mjr 82:4f6209cb5c33 334 {
mjr 82:4f6209cb5c33 335 uint8_t data_write[3];
mjr 82:4f6209cb5c33 336 data_write[0] = (registerAddr >> 8) & 0xFF;
mjr 82:4f6209cb5c33 337 data_write[1] = registerAddr & 0xFF;
mjr 82:4f6209cb5c33 338 data_write[2] = data & 0xFF;
mjr 82:4f6209cb5c33 339 i2c.write(addr << 1, data_write, 3);
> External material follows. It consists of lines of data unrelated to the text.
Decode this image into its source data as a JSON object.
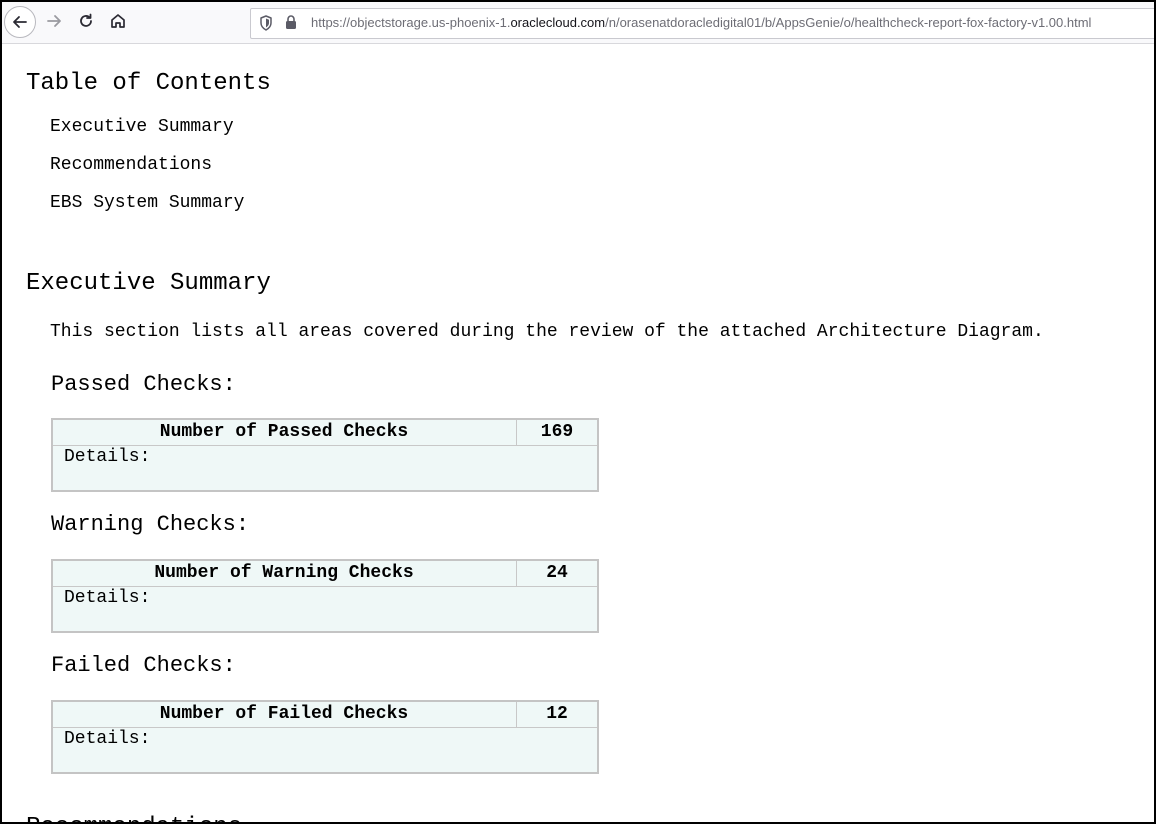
{
  "browser": {
    "url_prefix": "https://objectstorage.us-phoenix-1.",
    "url_domain": "oraclecloud.com",
    "url_suffix": "/n/orasenatdoracledigital01/b/AppsGenie/o/healthcheck-report-fox-factory-v1.00.html",
    "icons": [
      "back-arrow-icon",
      "forward-arrow-icon",
      "reload-icon",
      "home-icon",
      "shield-icon",
      "lock-icon"
    ]
  },
  "toc": {
    "title": "Table of Contents",
    "items": [
      "Executive Summary",
      "Recommendations",
      "EBS System Summary"
    ]
  },
  "executive_summary": {
    "title": "Executive Summary",
    "intro": "This section lists all areas covered during the review of the attached Architecture Diagram.",
    "sections": [
      {
        "heading": "Passed Checks:",
        "label": "Number of Passed Checks",
        "count": "169",
        "details": "Details:"
      },
      {
        "heading": "Warning Checks:",
        "label": "Number of Warning Checks",
        "count": "24",
        "details": "Details:"
      },
      {
        "heading": "Failed Checks:",
        "label": "Number of Failed Checks",
        "count": "12",
        "details": "Details:"
      }
    ]
  },
  "next_heading": "Recommendations",
  "colors": {
    "table_bg": "#eff8f7",
    "table_border": "#c4c4c4"
  }
}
mjr 82:4f6209cb5c33 340 }
mjr 82:4f6209cb5c33 341
mjr 82:4f6209cb5c33 342 void VL6180X::writeReg16(uint16_t registerAddr, uint16_t data)
mjr 82:4f6209cb5c33 343 {
mjr 82:4f6209cb5c33 344 uint8_t data_write[4];
mjr 82:4f6209cb5c33 345 data_write[0] = (registerAddr >> 8) & 0xFF;
mjr 82:4f6209cb5c33 346 data_write[1] = registerAddr & 0xFF;
mjr 82:4f6209cb5c33 347 data_write[2] = (data >> 8) & 0xFF;
mjr 82:4f6209cb5c33 348 data_write[3] = data & 0xFF;
mjr 82:4f6209cb5c33 349 i2c.write(addr << 1, data_write, 4);
mjr 82:4f6209cb5c33 350 }